(Data to examine Opens)

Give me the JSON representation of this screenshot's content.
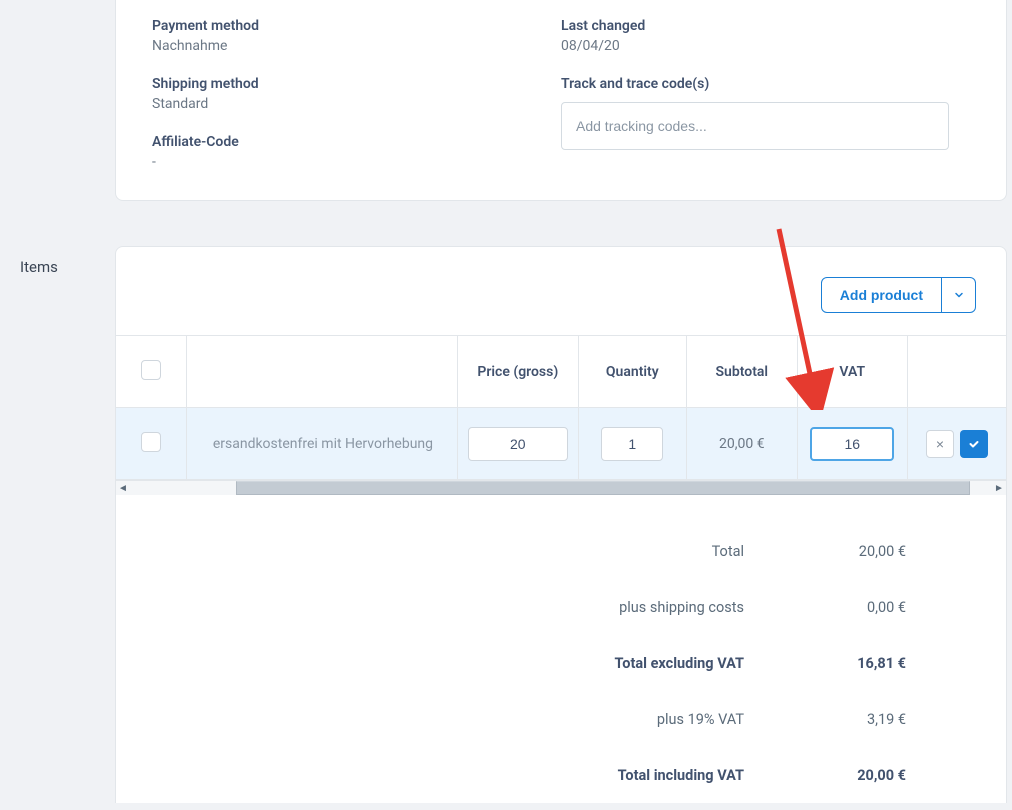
{
  "details": {
    "payment_method_label": "Payment method",
    "payment_method_value": "Nachnahme",
    "shipping_method_label": "Shipping method",
    "shipping_method_value": "Standard",
    "affiliate_code_label": "Affiliate-Code",
    "affiliate_code_value": "-",
    "last_changed_label": "Last changed",
    "last_changed_value": "08/04/20",
    "track_trace_label": "Track and trace code(s)",
    "track_trace_placeholder": "Add tracking codes..."
  },
  "items": {
    "section_label": "Items",
    "add_product_label": "Add product",
    "columns": {
      "price": "Price (gross)",
      "quantity": "Quantity",
      "subtotal": "Subtotal",
      "vat": "VAT"
    },
    "row": {
      "name": "ersandkostenfrei mit Hervorhebung",
      "price": "20",
      "quantity": "1",
      "subtotal": "20,00 €",
      "vat": "16"
    }
  },
  "totals": {
    "total_label": "Total",
    "total_value": "20,00 €",
    "shipping_label": "plus shipping costs",
    "shipping_value": "0,00 €",
    "excl_vat_label": "Total excluding VAT",
    "excl_vat_value": "16,81 €",
    "vat_line_label": "plus 19% VAT",
    "vat_line_value": "3,19 €",
    "incl_vat_label": "Total including VAT",
    "incl_vat_value": "20,00 €"
  }
}
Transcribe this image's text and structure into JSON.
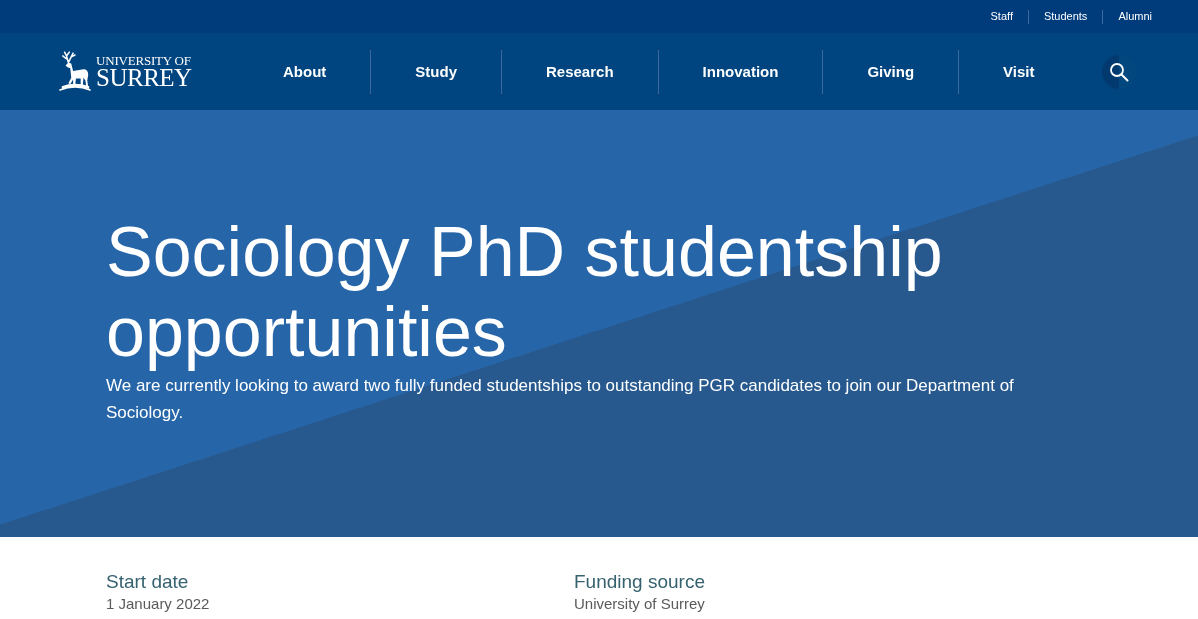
{
  "utility_nav": {
    "links": [
      "Staff",
      "Students",
      "Alumni"
    ]
  },
  "header": {
    "logo": {
      "line_1": "UNIVERSITY OF",
      "line_2": "SURREY"
    },
    "nav_items": [
      "About",
      "Study",
      "Research",
      "Innovation",
      "Giving",
      "Visit"
    ]
  },
  "hero": {
    "title": "Sociology PhD studentship opportunities",
    "summary": "We are currently looking to award two fully funded studentships to outstanding PGR candidates to join our Department of Sociology."
  },
  "details": [
    {
      "label": "Start date",
      "value": "1 January 2022"
    },
    {
      "label": "Funding source",
      "value": "University of Surrey"
    }
  ]
}
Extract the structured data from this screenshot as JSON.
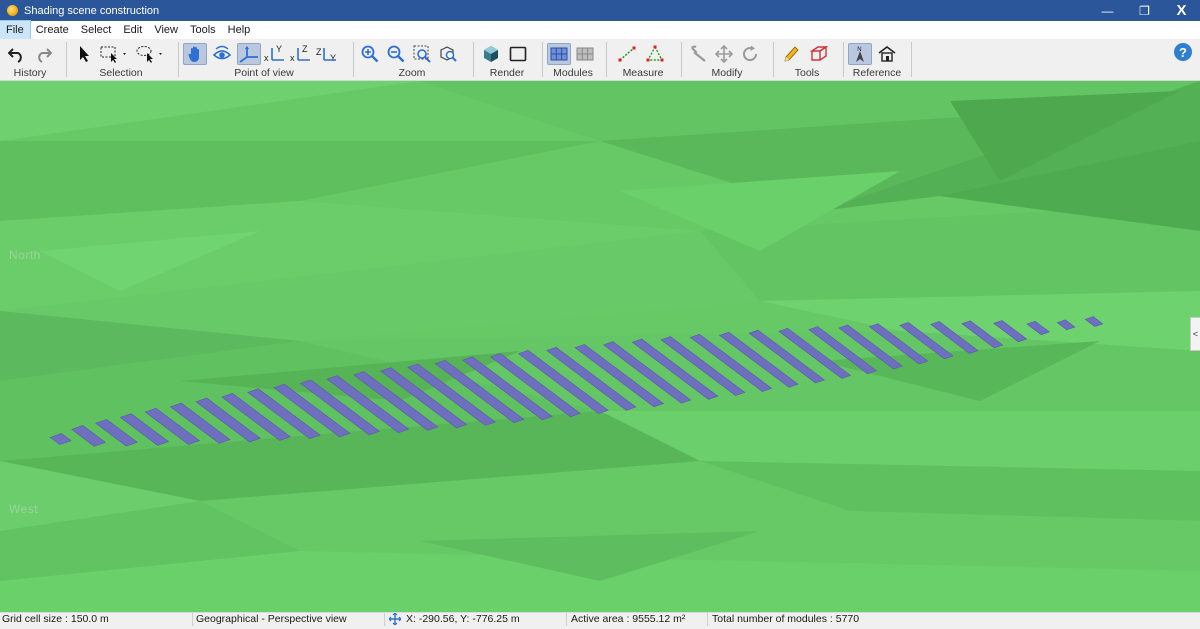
{
  "window": {
    "title": "Shading scene construction",
    "minimize_glyph": "—",
    "restore_glyph": "❐",
    "close_glyph": "X"
  },
  "menu": [
    {
      "label": "File",
      "active": true
    },
    {
      "label": "Create"
    },
    {
      "label": "Select"
    },
    {
      "label": "Edit"
    },
    {
      "label": "View"
    },
    {
      "label": "Tools"
    },
    {
      "label": "Help"
    }
  ],
  "toolbar": {
    "groups": {
      "history": "History",
      "selection": "Selection",
      "point_of_view": "Point of view",
      "zoom": "Zoom",
      "render": "Render",
      "modules": "Modules",
      "measure": "Measure",
      "modify": "Modify",
      "tools": "Tools",
      "reference": "Reference"
    },
    "help_label": "?"
  },
  "viewport": {
    "north_label": "North",
    "west_label": "West",
    "collapse_glyph": "<",
    "terrain_color": "#66c966",
    "module_color": "#6f6fbf"
  },
  "status": {
    "grid": "Grid cell size : 150.0 m",
    "view": "Geographical - Perspective view",
    "coords": "X: -290.56,  Y: -776.25 m",
    "area": "Active area : 9555.12 m²",
    "modules": "Total number of modules : 5770"
  }
}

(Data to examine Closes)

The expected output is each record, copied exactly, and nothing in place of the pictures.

» The answer:
Give me the JSON representation of this screenshot's content.
{
  "details": {
    "payment_method_label": "Payment method",
    "payment_method_value": "Nachnahme",
    "shipping_method_label": "Shipping method",
    "shipping_method_value": "Standard",
    "affiliate_code_label": "Affiliate-Code",
    "affiliate_code_value": "-",
    "last_changed_label": "Last changed",
    "last_changed_value": "08/04/20",
    "track_trace_label": "Track and trace code(s)",
    "track_trace_placeholder": "Add tracking codes..."
  },
  "items": {
    "section_label": "Items",
    "add_product_label": "Add product",
    "columns": {
      "price": "Price (gross)",
      "quantity": "Quantity",
      "subtotal": "Subtotal",
      "vat": "VAT"
    },
    "row": {
      "name": "ersandkostenfrei mit Hervorhebung",
      "price": "20",
      "quantity": "1",
      "subtotal": "20,00 €",
      "vat": "16"
    }
  },
  "totals": {
    "total_label": "Total",
    "total_value": "20,00 €",
    "shipping_label": "plus shipping costs",
    "shipping_value": "0,00 €",
    "excl_vat_label": "Total excluding VAT",
    "excl_vat_value": "16,81 €",
    "vat_line_label": "plus 19% VAT",
    "vat_line_value": "3,19 €",
    "incl_vat_label": "Total including VAT",
    "incl_vat_value": "20,00 €"
  }
}
Transcribe this image's text and structure into JSON.
{
  "utility_nav": {
    "links": [
      "Staff",
      "Students",
      "Alumni"
    ]
  },
  "header": {
    "logo": {
      "line_1": "UNIVERSITY OF",
      "line_2": "SURREY"
    },
    "nav_items": [
      "About",
      "Study",
      "Research",
      "Innovation",
      "Giving",
      "Visit"
    ]
  },
  "hero": {
    "title": "Sociology PhD studentship opportunities",
    "summary": "We are currently looking to award two fully funded studentships to outstanding PGR candidates to join our Department of Sociology."
  },
  "details": [
    {
      "label": "Start date",
      "value": "1 January 2022"
    },
    {
      "label": "Funding source",
      "value": "University of Surrey"
    }
  ]
}
Extract the structured data from this screenshot as JSON.
{
  "window": {
    "title": "Shading scene construction",
    "minimize_glyph": "—",
    "restore_glyph": "❐",
    "close_glyph": "X"
  },
  "menu": [
    {
      "label": "File",
      "active": true
    },
    {
      "label": "Create"
    },
    {
      "label": "Select"
    },
    {
      "label": "Edit"
    },
    {
      "label": "View"
    },
    {
      "label": "Tools"
    },
    {
      "label": "Help"
    }
  ],
  "toolbar": {
    "groups": {
      "history": "History",
      "selection": "Selection",
      "point_of_view": "Point of view",
      "zoom": "Zoom",
      "render": "Render",
      "modules": "Modules",
      "measure": "Measure",
      "modify": "Modify",
      "tools": "Tools",
      "reference": "Reference"
    },
    "help_label": "?"
  },
  "viewport": {
    "north_label": "North",
    "west_label": "West",
    "collapse_glyph": "<",
    "terrain_color": "#66c966",
    "module_color": "#6f6fbf"
  },
  "status": {
    "grid": "Grid cell size : 150.0 m",
    "view": "Geographical - Perspective view",
    "coords": "X: -290.56,  Y: -776.25 m",
    "area": "Active area : 9555.12 m²",
    "modules": "Total number of modules : 5770"
  }
}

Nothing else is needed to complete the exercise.